Last Thursday, the prices of crude oil clawed back its losses after the release of reports that Russia has accepted the necessity to reduce its output.
The global benchmark, Brent crude, steeply increased on the same day to $59.26 per barrel after closing at $58.12 last Wednesday.
US West Texas Intermediate was also able to recover, having dropped below $50 per barrel for the first time since October of the previous year.
Oil prices have been experiencing a steep decline in the past weeks because of an increase in the crude supply of the United States of America. Last Wednesday, the market took a further hit when Khalid al-Falih, the Energy Minister of the Kingdom of Saudi Arabia, said that his country would not reduce its output alone in order to stabilise the market.
However, the prices were able to recover on Thursday after the media reports that Russia is now open to the idea of cutting its output.
According to Reuters, the Russian Energy Ministry held discussions with domestic oil producers last Tuesday.
A source from Russia informed Reuters: “Most people agreed that we cannot reduce immediately, it needs to be a gradual process like last time.”
The fluctuation in oil prices comes ahead of a meeting among the Organisation of the Petroleum Exporting Countries (Opec) that is scheduled to be held in Vienna on the 6th of December.

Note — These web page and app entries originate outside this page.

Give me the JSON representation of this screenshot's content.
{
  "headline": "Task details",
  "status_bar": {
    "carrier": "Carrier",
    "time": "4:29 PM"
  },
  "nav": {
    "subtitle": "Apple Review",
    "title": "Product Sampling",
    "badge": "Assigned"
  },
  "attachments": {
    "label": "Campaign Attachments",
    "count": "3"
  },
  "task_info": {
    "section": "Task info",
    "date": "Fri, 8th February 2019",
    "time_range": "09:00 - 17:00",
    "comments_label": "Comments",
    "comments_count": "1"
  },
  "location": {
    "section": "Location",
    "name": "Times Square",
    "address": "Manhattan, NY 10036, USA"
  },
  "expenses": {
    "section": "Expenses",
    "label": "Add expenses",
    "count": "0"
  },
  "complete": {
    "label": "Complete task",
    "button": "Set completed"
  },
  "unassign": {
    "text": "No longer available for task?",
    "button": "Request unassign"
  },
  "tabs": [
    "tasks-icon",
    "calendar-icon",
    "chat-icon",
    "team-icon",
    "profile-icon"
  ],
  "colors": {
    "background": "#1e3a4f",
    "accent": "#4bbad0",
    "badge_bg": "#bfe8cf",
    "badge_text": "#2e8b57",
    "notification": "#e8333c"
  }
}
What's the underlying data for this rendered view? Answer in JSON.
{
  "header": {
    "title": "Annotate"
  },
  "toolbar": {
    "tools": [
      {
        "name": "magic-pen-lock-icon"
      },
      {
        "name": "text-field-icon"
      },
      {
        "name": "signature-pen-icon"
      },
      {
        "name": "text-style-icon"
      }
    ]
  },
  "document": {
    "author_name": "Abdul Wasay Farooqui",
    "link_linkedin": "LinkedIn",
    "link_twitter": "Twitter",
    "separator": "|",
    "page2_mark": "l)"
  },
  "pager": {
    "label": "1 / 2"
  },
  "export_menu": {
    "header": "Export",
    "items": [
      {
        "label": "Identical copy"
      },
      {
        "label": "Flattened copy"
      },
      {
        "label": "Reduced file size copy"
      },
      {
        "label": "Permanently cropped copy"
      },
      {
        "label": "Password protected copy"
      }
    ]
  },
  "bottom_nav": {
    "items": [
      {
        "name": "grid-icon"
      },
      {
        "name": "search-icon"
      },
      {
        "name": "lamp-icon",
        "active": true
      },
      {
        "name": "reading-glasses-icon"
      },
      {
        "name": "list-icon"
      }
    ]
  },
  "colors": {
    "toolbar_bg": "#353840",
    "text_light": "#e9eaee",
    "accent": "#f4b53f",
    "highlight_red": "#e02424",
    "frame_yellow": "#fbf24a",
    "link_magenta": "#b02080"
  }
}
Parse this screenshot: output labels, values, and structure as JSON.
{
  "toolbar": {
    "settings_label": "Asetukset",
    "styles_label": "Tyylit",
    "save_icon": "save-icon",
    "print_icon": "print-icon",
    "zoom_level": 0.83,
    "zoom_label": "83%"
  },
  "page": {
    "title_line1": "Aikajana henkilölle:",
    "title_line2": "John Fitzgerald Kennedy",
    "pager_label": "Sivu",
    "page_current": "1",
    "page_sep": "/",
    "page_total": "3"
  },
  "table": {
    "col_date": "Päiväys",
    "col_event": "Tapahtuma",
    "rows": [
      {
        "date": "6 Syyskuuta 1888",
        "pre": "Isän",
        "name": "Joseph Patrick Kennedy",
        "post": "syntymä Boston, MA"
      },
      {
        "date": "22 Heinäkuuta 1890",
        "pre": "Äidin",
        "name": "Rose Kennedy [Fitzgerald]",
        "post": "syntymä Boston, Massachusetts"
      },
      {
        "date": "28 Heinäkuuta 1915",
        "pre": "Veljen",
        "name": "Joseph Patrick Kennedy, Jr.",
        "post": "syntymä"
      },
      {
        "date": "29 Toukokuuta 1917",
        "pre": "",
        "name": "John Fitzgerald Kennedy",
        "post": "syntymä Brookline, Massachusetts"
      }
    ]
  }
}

The chief market analyst at XTB, David Cheetham, stated: “Speculation is mounting that Opec will deliver an output cut when they convene for their bi-annual meeting in Vienna next week, but whether it will be enough to stem the slide remains unknown.”